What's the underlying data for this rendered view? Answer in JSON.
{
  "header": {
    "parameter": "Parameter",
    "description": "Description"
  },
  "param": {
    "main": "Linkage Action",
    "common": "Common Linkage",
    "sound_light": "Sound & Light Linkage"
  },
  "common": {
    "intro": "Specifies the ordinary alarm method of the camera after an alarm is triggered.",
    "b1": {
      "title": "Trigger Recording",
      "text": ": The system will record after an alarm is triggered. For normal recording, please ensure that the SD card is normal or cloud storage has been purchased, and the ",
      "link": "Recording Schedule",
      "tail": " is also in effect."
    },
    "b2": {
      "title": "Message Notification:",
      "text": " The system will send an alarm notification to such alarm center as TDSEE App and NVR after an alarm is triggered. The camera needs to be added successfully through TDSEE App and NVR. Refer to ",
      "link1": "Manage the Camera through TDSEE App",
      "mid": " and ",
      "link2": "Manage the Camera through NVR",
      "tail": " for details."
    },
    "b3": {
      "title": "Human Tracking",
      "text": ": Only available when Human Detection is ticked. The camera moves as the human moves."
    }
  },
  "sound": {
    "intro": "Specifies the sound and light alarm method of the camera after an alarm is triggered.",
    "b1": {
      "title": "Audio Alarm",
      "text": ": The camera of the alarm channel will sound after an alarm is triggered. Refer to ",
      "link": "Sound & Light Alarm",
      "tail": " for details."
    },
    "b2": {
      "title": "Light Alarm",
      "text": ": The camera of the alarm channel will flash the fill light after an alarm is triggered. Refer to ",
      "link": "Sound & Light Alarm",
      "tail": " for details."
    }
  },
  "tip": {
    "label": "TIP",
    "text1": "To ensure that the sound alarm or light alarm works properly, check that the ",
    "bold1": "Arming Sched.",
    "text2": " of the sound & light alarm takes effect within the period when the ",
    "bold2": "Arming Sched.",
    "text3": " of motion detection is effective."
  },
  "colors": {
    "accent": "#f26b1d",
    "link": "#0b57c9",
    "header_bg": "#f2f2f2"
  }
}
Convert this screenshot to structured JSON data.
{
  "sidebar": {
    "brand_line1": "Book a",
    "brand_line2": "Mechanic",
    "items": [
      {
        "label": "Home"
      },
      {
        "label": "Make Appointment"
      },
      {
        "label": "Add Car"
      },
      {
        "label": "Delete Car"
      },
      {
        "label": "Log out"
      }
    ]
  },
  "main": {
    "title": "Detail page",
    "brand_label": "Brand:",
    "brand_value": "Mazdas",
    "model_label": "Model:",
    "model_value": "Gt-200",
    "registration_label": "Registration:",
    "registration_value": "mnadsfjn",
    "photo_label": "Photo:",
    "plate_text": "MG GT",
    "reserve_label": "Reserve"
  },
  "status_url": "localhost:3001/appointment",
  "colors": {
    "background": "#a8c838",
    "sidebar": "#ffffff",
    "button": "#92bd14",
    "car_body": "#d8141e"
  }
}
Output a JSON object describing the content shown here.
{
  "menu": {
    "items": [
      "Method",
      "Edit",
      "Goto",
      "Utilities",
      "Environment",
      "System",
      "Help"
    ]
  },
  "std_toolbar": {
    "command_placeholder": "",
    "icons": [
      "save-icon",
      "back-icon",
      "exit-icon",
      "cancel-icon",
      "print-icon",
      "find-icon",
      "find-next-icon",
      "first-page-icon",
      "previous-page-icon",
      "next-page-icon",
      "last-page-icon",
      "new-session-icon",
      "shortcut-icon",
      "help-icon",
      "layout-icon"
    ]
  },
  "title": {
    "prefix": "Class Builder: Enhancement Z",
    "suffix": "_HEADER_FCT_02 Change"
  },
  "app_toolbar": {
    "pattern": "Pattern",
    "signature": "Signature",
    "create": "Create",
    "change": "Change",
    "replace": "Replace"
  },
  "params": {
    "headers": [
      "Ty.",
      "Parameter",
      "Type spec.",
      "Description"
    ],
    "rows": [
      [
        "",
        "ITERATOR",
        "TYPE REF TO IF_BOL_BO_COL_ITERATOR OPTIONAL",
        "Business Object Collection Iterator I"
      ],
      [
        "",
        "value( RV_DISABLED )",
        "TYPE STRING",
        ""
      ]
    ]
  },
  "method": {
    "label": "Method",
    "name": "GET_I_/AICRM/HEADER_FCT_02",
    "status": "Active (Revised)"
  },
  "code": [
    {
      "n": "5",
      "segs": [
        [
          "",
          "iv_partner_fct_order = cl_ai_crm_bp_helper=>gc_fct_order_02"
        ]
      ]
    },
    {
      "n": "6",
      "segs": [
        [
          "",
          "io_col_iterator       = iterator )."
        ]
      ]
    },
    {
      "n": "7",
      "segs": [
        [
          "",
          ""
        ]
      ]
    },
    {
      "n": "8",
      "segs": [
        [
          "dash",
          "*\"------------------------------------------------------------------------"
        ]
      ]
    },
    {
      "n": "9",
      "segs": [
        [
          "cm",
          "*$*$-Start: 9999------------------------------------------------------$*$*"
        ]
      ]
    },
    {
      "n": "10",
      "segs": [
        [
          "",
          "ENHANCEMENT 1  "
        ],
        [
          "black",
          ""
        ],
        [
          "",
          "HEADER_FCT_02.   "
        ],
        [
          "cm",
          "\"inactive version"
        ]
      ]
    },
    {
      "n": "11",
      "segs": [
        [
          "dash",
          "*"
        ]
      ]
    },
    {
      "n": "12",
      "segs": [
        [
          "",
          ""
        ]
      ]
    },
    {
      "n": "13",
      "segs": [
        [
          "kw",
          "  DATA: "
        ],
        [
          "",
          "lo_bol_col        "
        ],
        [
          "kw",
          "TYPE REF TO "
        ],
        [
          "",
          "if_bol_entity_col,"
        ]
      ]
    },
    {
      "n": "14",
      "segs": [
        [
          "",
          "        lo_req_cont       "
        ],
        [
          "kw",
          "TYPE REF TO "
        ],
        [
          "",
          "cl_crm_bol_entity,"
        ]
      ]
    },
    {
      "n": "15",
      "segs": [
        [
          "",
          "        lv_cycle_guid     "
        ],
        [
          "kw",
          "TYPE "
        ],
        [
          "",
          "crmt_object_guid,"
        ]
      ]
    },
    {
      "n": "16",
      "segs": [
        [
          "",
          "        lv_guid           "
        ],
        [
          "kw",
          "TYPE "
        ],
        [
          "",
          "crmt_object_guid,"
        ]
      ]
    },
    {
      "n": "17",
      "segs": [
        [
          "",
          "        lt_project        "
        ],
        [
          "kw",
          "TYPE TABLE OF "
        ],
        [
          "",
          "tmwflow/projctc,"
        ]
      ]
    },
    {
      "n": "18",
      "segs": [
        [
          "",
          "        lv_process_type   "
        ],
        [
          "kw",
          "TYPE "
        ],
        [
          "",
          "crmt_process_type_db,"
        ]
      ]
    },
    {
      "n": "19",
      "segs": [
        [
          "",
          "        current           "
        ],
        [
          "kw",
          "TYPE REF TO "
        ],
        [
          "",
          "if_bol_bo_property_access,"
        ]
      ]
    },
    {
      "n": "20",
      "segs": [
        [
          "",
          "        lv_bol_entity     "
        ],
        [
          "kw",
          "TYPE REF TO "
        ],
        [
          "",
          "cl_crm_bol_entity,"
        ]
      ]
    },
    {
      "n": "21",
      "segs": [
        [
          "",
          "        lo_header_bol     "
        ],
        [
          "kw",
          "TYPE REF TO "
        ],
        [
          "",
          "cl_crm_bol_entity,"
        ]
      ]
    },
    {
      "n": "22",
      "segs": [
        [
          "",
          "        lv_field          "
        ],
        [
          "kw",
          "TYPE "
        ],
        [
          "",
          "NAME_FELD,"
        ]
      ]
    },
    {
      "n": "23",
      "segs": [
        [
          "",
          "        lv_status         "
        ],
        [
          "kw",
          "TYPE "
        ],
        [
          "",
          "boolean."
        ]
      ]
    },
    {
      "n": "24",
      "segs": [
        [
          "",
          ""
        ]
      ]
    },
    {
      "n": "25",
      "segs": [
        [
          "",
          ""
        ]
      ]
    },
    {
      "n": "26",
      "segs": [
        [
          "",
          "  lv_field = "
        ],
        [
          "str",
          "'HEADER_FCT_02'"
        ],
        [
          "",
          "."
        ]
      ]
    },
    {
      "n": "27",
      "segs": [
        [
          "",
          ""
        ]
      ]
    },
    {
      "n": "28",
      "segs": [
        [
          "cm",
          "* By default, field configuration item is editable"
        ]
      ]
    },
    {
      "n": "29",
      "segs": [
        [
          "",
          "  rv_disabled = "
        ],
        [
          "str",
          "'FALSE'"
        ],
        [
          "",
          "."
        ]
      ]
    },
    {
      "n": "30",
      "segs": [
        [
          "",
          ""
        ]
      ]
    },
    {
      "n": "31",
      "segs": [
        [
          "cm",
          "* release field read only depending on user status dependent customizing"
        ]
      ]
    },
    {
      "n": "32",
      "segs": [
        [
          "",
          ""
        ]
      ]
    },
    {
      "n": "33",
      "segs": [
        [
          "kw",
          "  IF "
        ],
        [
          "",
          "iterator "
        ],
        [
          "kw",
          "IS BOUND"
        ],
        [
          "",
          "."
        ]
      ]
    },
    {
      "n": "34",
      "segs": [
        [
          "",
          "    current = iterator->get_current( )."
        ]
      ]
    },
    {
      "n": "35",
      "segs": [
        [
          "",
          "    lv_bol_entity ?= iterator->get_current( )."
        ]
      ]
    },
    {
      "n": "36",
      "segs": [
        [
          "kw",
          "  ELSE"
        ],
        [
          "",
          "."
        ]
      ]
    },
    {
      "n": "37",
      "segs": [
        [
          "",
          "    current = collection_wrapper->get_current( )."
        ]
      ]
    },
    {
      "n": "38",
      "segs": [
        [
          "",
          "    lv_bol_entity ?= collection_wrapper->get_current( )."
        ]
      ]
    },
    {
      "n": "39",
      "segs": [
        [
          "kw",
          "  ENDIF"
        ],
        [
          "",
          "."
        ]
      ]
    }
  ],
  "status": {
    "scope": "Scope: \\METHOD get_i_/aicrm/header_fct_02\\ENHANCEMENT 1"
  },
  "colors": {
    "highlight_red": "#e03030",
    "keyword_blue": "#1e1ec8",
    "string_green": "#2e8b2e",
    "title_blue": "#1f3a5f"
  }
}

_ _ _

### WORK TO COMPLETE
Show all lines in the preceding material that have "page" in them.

### ANSWER TO THE EXERCISE
    "title": "Detail page",
      "first-page-icon",
      "previous-page-icon",
      "next-page-icon",
      "last-page-icon",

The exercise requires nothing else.